A top Senator confronted Walmart’s privacy chief with questions about how the company conducts online tracking through its website during a hearing to discuss the potential for nationwide consumer data protections on Wednesday.
U.S. Senator Maria Cantwell of Washington held up a graphic that showed Walmart’s website contains 19 trackers, which are common throughout the internet. Cantwell apologized for singling out Walmart but questioned whether consumers were well-informed about the types of data online trackers can collect.
“You should be more upfront about that,” Cantwell said. “That’s just a little too vague on what’s happening to information and data.”

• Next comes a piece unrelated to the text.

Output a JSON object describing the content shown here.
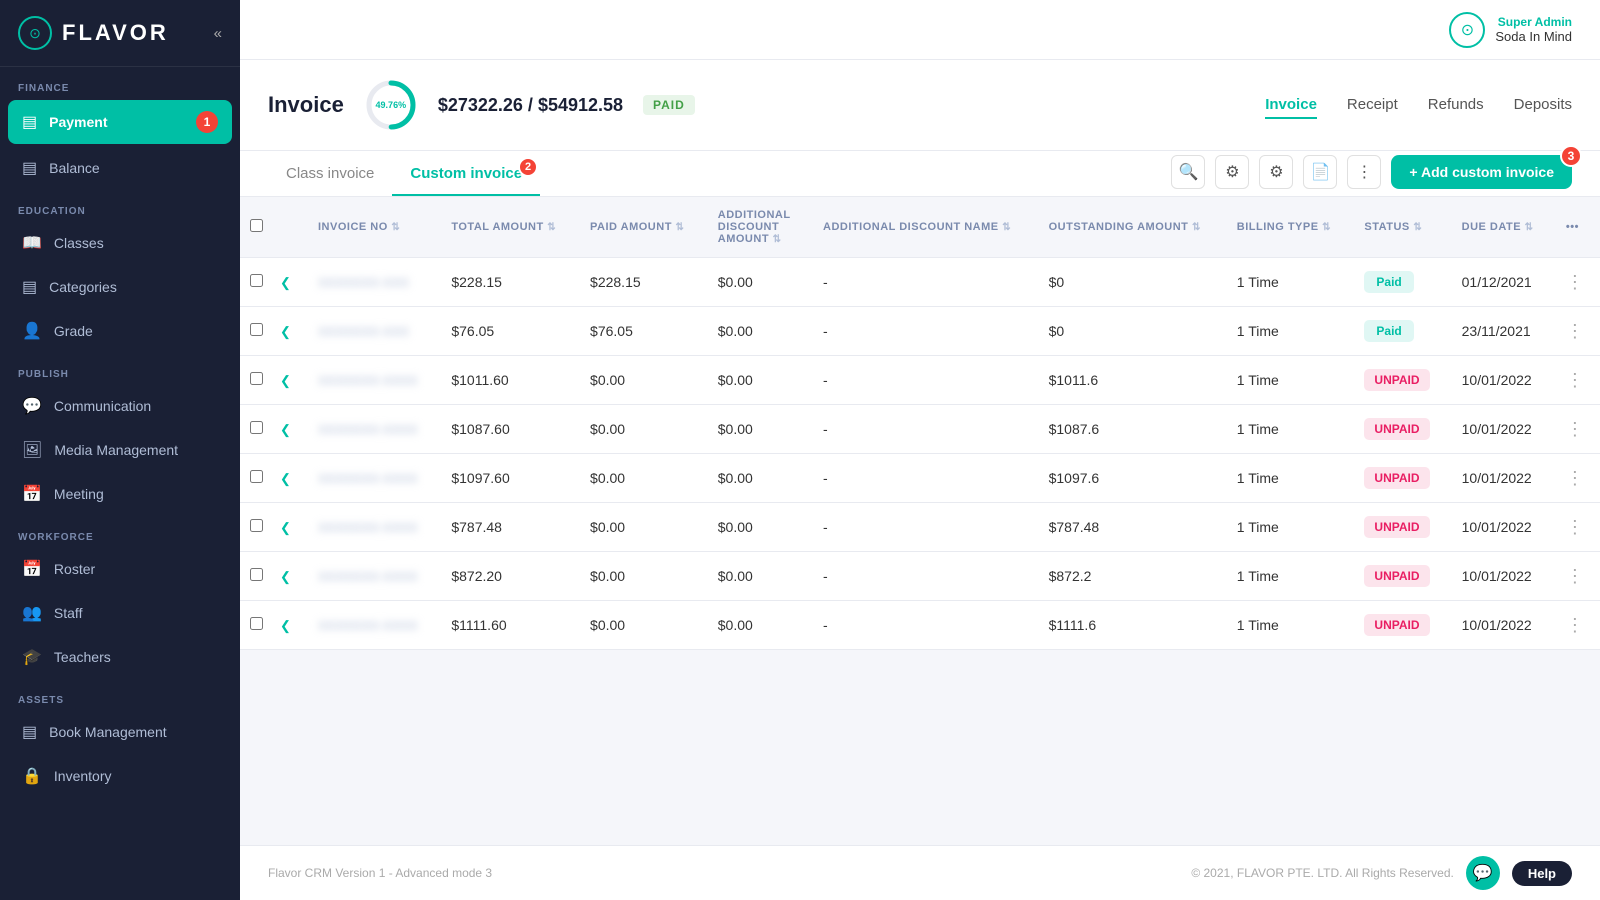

Nuala O’Connor, SVP and chief counsel for digital citizenship at Walmart, said that the trackers do not enable Walmart to share personally identifiable information with third-parties outside the company, and they are used to make its services better.
“Most of what you saw ... is likely online tracking that we do of ourselves to see who’s coming to the website,” O’Connor said. “To see how long they’re staying, to better service you on a return visit, so that as you probably note when you leave and you’ve got something in your basket, it should hopefully be there when you return.”
“We do not sell or lease personally identifiable information about our customers outside of the Walmart family,” O’Connor said.
The line of questioning touched on some of the core issues before Congress as it crafts online privacy legislation—which entities should be allowed to track consumers, collect their data online; and how can those practices be explained to consumers in a simple way. The Senate is considering a number of competing proposals to reign in online data abuses, and O’Connor was among the experts called into testify. Julie Brill, former commissioner of the Federal Trade Commission and current corporate VP and deputy general counsel at Microsoft, also testified.
Despite the light call-out of Walmart’s tracking, the session was mostly tame and far less tense than similar proceedings over the past two years that have featured executives from Facebook, Google and Twitter.
Cantwell opened her remarks on Wednesday by noting that all five members of the panel are “people I know for sure care for privacy.”
In contrast, Senator Sherrod Brown had lambasted Facebook as “dangerous” in a hearing in July that included an executive from the social network.
The Senators are drafting bills that would increase the oversight power of the FTC, restrict how companies collect and share consumer data online, and provide a nationwide set of rules that would guide companies instead of a patchwork of regulations coming out of every state. Industries, especially advertising, worry that states could all go their own way and pass laws like the California Consumer Privacy Act that is taking effect in 2020.
“We are scrambling to be ready for the Jan. 1 compliance date at Walmart in California,” O’Connor said. “And to echo what has already been said, simply adding more complexity to consumers lives is not actually, I think, helping their privacy.”
The ad industry has been preparing for new rules on privacy by lobbying for its own protections as lawmakers write the bills. Just this week, the ad industry group Privacy For America issued a policy “framework” that represented input from five major advertising trade organizations.
Advertising companies and major brands are concerned that the strictest privacy measures will leave them at a disadvantage compared to the top companies in tech like Facebook, Google and Amazon. These three tech giants, for instance, have larger online platforms with direct relationships, making it easier to obtain consent from consumers to use their information.
Brill, Microsoft’s counsel, argued for some leeway when it comes to third-party data sharing, which would let companies piggyback on other companies’ relationships with consumers to make use of that data.
There is concern that Congress is placing too much emphasis on third parties, Brill said. “We need to recognize that small businesses often need to rely on third parties,” Brill said. “They don’t have within their own structures a full soup-to-nuts advertising program or a full slate of the kind of data that they would need to reach consumers.”
Some senators seem to be most-swayed by the “competition” argument, worried about enacting regulations that would stifle startups that are not as well-equipped to respond to the government’s new demands.
“The road to protecting consumers’ privacy is many times paved with good intentions,” said Maureen Ohlhausen, co-chairwoman of 21st Century Privacy Coalition, “but very difficult and fraught with peril.”